Why do I read…
- I read to have hope.
- I read to comfort my own heart that I am not the only quirky character on this spinning planet. God designed robins and sparrows but he also glittered the world with peacocks and gooney birds. (Whew)
- I read to grasp what I don’t know and what will expand the content of my narrow experience.
- I read because my taxed brain needs a vacation…sometimes from myself. Some tomes make me laugh out loud, which is its own kind of holiday…all expenses paid.
- I read because I love words, especially those that sing with a zesty language that fits inside me and at times, they even knit the inner ragged spaces back together, with silk threads of wisdom.

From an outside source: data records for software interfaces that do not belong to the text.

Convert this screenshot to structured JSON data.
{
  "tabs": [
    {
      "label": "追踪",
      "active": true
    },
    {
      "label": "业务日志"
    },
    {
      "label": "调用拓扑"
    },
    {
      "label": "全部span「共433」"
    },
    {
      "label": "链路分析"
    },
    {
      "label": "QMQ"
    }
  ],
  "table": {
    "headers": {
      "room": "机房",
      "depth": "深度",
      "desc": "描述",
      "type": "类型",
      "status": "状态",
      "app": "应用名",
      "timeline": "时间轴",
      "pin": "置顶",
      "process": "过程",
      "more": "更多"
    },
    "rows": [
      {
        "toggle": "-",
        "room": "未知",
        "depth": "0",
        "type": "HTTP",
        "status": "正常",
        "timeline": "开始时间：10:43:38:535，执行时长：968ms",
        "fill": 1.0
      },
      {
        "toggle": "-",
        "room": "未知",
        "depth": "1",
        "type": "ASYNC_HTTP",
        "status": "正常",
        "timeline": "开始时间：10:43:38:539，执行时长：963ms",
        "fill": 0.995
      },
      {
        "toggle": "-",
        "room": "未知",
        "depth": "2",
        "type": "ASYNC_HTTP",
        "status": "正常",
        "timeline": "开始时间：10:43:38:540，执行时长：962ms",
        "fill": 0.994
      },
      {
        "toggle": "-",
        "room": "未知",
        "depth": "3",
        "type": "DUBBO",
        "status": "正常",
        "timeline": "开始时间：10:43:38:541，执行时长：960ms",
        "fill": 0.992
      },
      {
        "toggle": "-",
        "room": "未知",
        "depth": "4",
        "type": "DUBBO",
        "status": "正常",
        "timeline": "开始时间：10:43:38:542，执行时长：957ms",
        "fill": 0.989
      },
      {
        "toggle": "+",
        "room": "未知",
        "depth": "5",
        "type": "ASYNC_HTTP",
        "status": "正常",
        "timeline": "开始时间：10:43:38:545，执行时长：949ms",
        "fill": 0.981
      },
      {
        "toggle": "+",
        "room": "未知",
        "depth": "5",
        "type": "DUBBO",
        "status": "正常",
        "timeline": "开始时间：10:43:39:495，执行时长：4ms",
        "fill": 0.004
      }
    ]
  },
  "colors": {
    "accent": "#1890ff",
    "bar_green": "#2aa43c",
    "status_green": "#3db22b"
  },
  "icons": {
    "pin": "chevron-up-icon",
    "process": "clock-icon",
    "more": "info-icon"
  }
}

Isn’t one of the reasons we like our closest friends is because they get us? Or at least they have the capacity to abide us and us them? With books, their pages are unlimited in friendly availability, even if we bend corners, highlight phrases, underline quotable material, and leave them on a footstool where the puppy gnaws at their cover (oops).
I’m not suggesting we replace our friends with a book, well, there may be a rare few, but that would take a talk with Jesus to discern. What I am saying is reading for me often correlates with my sanity. Just about the time I’m ready to sell our puppy, raffle my husband off, or give up on my tilt-a-whirl emotions, the right book shows up to nudge or at times shove me in a better direction.
Many, many years ago in a land called “My Life,” my husband and I were struggling with each others peculiarities. Some dear soul put the book (long out of print), “To Have and To Hold” by JIll Renich into my hands. I devoured it. I wrote scribbly thoughts alongside her insights. I memorized hopeful steps I could take. I tried to answer the questions at the end of each chapter. It became for me in that unsteady season of my life a handbook. Like a Girl Scout manual only instead of teaching me how to build a campfire Jill taught how to rekindle the embers of love with kindnesses, respect, and a listening heart. It made a significant difference in me and for our couple-ship. We are still our own versions of odd but with boundaries and gratitude.
Speaking of gratitude I love the book of Philippians in the New Testament. Paul sets an example of the absolute power of a thankful heart when he writes, “Rejoice and again I say rejoice. In all things give thanks for this is the will of God in Christ Jesus concerning you.” Paul writes this mind you, while imprisoned. That’s not natural. Some historians believe he was under house arrest chained to a guard. That’s at the least aggravating and certainly not ideal for a writer, especially a thankful one.
I too was imprisoned, under house arrest, chained to agoraphobia, surrounded with heavy bars of fear. So you can only imagine how hope-filled I was to read Philippians dozens and dozens of times allowing the story to sink through my resistance and into my empty cup. Paul penned hope.
Reading can be revealing, which can make it initially rigorous, since change is hard work, and truth can be super scary…just…before…it…liberates.
I don’t know why you read…or don’t, but I really, really, want you to, because I know what it’s done for me. And there’s nothing more compelling than a satisfied customer. (I read that somewhere.)
Select your book from a library, an audible list, a bestseller table, or at the back of a dusty garage…so you can by reading, know, grow, and then sow into the lives of others. Come gather little sparrows, fine robins, and wonky gooney birds, it’s Spring and the feeder is full.